Ohl said that by stopping the injections and moving forward with the penile implant, this would correct the curvature, allow him to regain the ability to generate regular and firm erections, and restore the level of intimacy with Lisa that he previously had enjoyed.
Serge asked, “How does it work?” Ohl told him that two polymer tubes would be inserted into the cavernous areas on both sides of the penis. A small reservoir of saline would be tucked in the muscle wall of Serge’s abdomen, and a ball-shaped pumping device would be placed in his scrotum, and whenever he wanted an erection, “you pump up the ball-shaped device in your scrotum.” Afterward, “you depress a little button on one side of the ball-shaped pump device, and the saline flows back into the reservoir and the penis returns to normal.” The model Serge would receive is called the Coloplast Titan.
“Does the thing ever wear out?” Serge asked. “No, you’re good for the remainder of your life with this, assuming I do the surgery,” Ohl explained.
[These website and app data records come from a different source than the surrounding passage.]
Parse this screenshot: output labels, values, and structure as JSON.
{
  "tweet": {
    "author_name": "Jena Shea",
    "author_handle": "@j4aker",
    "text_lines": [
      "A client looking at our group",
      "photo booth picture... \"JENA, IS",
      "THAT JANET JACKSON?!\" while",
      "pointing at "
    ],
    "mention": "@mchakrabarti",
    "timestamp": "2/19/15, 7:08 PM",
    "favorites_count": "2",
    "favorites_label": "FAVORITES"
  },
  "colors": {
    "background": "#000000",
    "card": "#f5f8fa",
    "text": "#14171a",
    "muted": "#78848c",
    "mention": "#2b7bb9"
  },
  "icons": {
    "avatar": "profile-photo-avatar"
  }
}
Serge felt an overwhelming sense of relief: “Oh, my God, no more f—ing needles,” he thought, and then, with more enthusiasm than he had felt in two years: “Yes! Sign me up!”
Serge had the surgery. The implant was covered by insurance – in large part, he says, because Ohl “sat in front of Congress and explained that reconstructive breast surgery after breast cancer is akin to a male having an implant after prostate cancer. Out of pocket, it was 60 bucks for me.”
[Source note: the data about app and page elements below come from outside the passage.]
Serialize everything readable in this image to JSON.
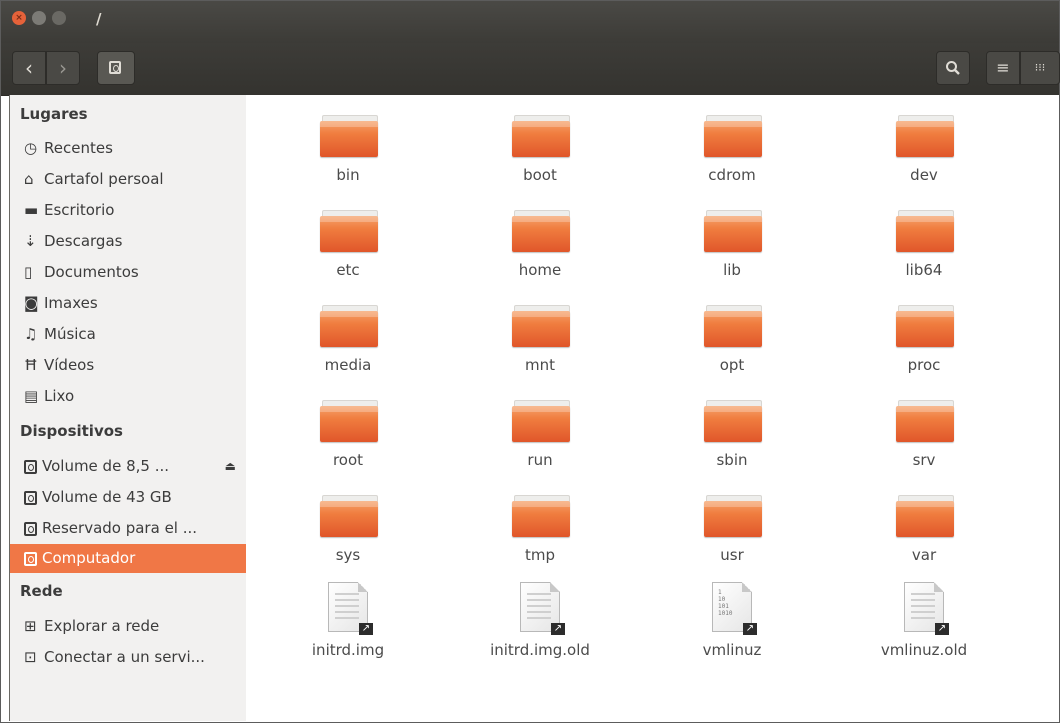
{
  "window": {
    "title": "/"
  },
  "toolbar": {
    "back_icon": "chevron-left-icon",
    "forward_icon": "chevron-right-icon",
    "path_icon": "drive-icon",
    "search_icon": "search-icon",
    "list_view_icon": "list-view-icon",
    "grid_view_icon": "grid-view-icon"
  },
  "sidebar": {
    "places_heading": "Lugares",
    "places": [
      {
        "label": "Recentes",
        "icon": "clock-icon"
      },
      {
        "label": "Cartafol persoal",
        "icon": "home-icon"
      },
      {
        "label": "Escritorio",
        "icon": "desktop-folder-icon"
      },
      {
        "label": "Descargas",
        "icon": "download-icon"
      },
      {
        "label": "Documentos",
        "icon": "document-icon"
      },
      {
        "label": "Imaxes",
        "icon": "camera-icon"
      },
      {
        "label": "Música",
        "icon": "music-icon"
      },
      {
        "label": "Vídeos",
        "icon": "film-icon"
      },
      {
        "label": "Lixo",
        "icon": "trash-icon"
      }
    ],
    "devices_heading": "Dispositivos",
    "devices": [
      {
        "label": "Volume de 8,5 ...",
        "icon": "drive-icon",
        "eject": true
      },
      {
        "label": "Volume de 43 GB",
        "icon": "drive-icon"
      },
      {
        "label": "Reservado para el ...",
        "icon": "drive-icon"
      },
      {
        "label": "Computador",
        "icon": "drive-icon",
        "active": true
      }
    ],
    "network_heading": "Rede",
    "network": [
      {
        "label": "Explorar a rede",
        "icon": "network-icon"
      },
      {
        "label": "Conectar a un servi...",
        "icon": "server-icon"
      }
    ]
  },
  "files": [
    {
      "name": "bin",
      "kind": "folder"
    },
    {
      "name": "boot",
      "kind": "folder"
    },
    {
      "name": "cdrom",
      "kind": "folder"
    },
    {
      "name": "dev",
      "kind": "folder"
    },
    {
      "name": "etc",
      "kind": "folder"
    },
    {
      "name": "home",
      "kind": "folder"
    },
    {
      "name": "lib",
      "kind": "folder"
    },
    {
      "name": "lib64",
      "kind": "folder"
    },
    {
      "name": "media",
      "kind": "folder"
    },
    {
      "name": "mnt",
      "kind": "folder"
    },
    {
      "name": "opt",
      "kind": "folder"
    },
    {
      "name": "proc",
      "kind": "folder"
    },
    {
      "name": "root",
      "kind": "folder"
    },
    {
      "name": "run",
      "kind": "folder"
    },
    {
      "name": "sbin",
      "kind": "folder"
    },
    {
      "name": "srv",
      "kind": "folder"
    },
    {
      "name": "sys",
      "kind": "folder"
    },
    {
      "name": "tmp",
      "kind": "folder"
    },
    {
      "name": "usr",
      "kind": "folder"
    },
    {
      "name": "var",
      "kind": "folder"
    },
    {
      "name": "initrd.img",
      "kind": "link-file"
    },
    {
      "name": "initrd.img.old",
      "kind": "link-file"
    },
    {
      "name": "vmlinuz",
      "kind": "link-binary"
    },
    {
      "name": "vmlinuz.old",
      "kind": "link-file"
    }
  ],
  "colors": {
    "accent": "#f07746",
    "titlebar": "#3c3b37",
    "sidebar": "#f2f1f0",
    "folder": "#f07d3f"
  }
}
Off to the Races!
There was a six-week recovery period. And then, as Serge puts it: “It was off to the races! What to say other than life is absolutely great? Lisa and I were again making music. To this day, over five years later, we are enjoying ourselves with regular, recurring intimacy of all forms. I’m back in the game! Actually,” he jokes, “the implant works so well, it would have been better to have it earlier in my life, like at 18 years old, and without the prostate cancer!”
This is why Serge is telling his story. He wants to help other men. But he’s doing even more: through Dana Ohl, Serge learned about COP-MICH, a collaborative project between the University of Michigan Medical Center and the University of Copenhagen Medical School, to help obtain semen from paraplegic or otherwise injured men and “use it to help those men and their wives have children, which otherwise would be impossible.
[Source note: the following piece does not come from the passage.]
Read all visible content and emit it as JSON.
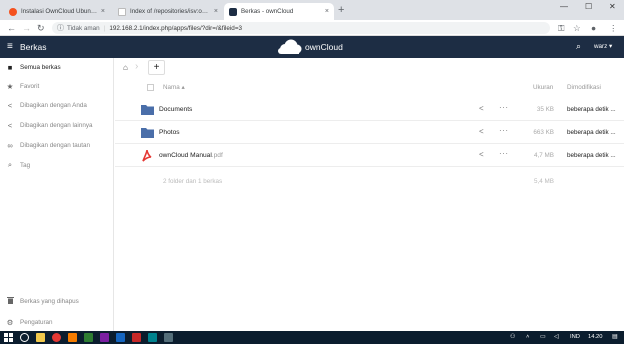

“Dr. Ohl had done such a great thing for me in restoring the physical intimacy in my relationship with my wife,” that Serge wanted to pay it forward. “These teams on both sides of the Atlantic are giving husbands and wives the possibility of having children and growing families.” Serge supports this project, and is also donating a portion of the proceeds from his book to COP-MICH. “This is not only about a couple’s happiness in the bedroom; it’s life-changing.” Because of the help he received, “I feel absolutely compelled to help them in any way that I can.”
In addition to the book, I have written about this story and much more about prostate cancer on the Prostate Cancer Foundation’s website, pcf.org. The stories I’ve written are under the categories, “Understanding Prostate Cancer,” and “For Patients.” As Patrick Walsh and I have said for years in our books, Knowledge is power: Saving your life may start with you going to the doctor, and knowing the right questions to ask. I hope all men will put prostate cancer on their radar. Get a baseline PSA blood test in your early 40s, and if you are of African descent, or if cancer and/or prostate cancer runs in your family, you need to be screened regularly for the disease. You should start at age 40. Many doctors don’t do this, so it’s up to you to ask for it.
©Janet Farrar Worthington